Wound healing in plant tissues, consisting of rigid cell wall-encapsulated cells, represents a considerable challenge and occurs through largely unknown mechanisms distinct from those in animals. Owing to their inability to migrate, plant cells rely on targeted cell division and expansion to regenerate wounds. Strict coordination of these wound-induced responses is essential to ensure efficient, spatially restricted wound healing. Single-cell tracking by live imaging allowed us to gain mechanistic insight into the wound perception and coordination of wound responses after laser-based wounding in Arabidopsis root. We revealed a crucial contribution of the collapse of damaged cells in wound perception and detected an auxin increase specific to cells immediately adjacent to the wound. This localized auxin increase balances wound-induced cell expansion and restorative division rates in a dose-dependent manner, leading to tumorous overproliferation when the canonical TIR1 auxin signaling is disrupted. Auxin and wound-induced turgor pressure changes together also spatially define the activation of key components of regeneration, such as the transcription regulator ERF115. Our observations suggest that the wound signaling involves the sensing of collapse of damaged cells and a local auxin signaling activation to coordinate the downstream transcriptional responses in the immediate wound vicinity.

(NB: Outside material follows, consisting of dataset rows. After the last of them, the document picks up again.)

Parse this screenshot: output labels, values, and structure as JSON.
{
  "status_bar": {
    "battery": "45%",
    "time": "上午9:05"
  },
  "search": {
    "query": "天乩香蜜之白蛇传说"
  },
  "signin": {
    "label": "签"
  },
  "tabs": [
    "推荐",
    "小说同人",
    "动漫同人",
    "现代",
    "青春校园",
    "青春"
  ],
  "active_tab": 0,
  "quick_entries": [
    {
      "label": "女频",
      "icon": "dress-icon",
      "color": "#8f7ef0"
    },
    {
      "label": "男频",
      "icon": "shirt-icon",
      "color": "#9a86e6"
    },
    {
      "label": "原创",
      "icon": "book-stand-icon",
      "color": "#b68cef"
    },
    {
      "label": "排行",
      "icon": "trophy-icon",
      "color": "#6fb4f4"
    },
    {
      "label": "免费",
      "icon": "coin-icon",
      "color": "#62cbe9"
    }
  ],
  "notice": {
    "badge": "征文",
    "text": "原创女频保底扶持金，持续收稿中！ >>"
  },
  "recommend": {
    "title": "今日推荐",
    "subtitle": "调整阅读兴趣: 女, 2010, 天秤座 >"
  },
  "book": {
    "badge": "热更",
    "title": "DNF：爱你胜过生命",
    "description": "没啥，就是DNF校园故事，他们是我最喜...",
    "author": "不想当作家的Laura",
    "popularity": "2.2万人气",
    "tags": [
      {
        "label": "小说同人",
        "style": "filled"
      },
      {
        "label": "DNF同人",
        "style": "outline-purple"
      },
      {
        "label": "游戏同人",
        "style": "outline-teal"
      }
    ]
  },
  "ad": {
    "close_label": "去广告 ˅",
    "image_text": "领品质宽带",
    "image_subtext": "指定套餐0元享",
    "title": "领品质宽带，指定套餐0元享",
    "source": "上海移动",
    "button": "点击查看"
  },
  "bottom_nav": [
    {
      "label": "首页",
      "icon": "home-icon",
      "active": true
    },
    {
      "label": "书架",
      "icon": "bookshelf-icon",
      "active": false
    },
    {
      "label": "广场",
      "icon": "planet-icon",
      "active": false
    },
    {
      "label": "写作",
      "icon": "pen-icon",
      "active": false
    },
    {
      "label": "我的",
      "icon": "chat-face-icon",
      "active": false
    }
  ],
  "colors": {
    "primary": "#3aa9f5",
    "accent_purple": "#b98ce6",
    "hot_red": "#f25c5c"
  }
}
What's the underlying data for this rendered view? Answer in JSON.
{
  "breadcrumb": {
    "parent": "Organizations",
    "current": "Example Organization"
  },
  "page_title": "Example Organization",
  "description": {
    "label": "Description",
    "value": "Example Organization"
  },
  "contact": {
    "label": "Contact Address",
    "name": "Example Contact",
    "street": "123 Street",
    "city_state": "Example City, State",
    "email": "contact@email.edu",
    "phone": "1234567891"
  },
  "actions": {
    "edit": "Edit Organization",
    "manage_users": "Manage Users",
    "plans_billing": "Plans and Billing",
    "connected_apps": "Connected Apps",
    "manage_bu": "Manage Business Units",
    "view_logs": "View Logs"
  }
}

Keywords: ERF115; auxin; cell division; cell expansion; regeneration.
Copyright © 2020 the Author(s). Published by PNAS.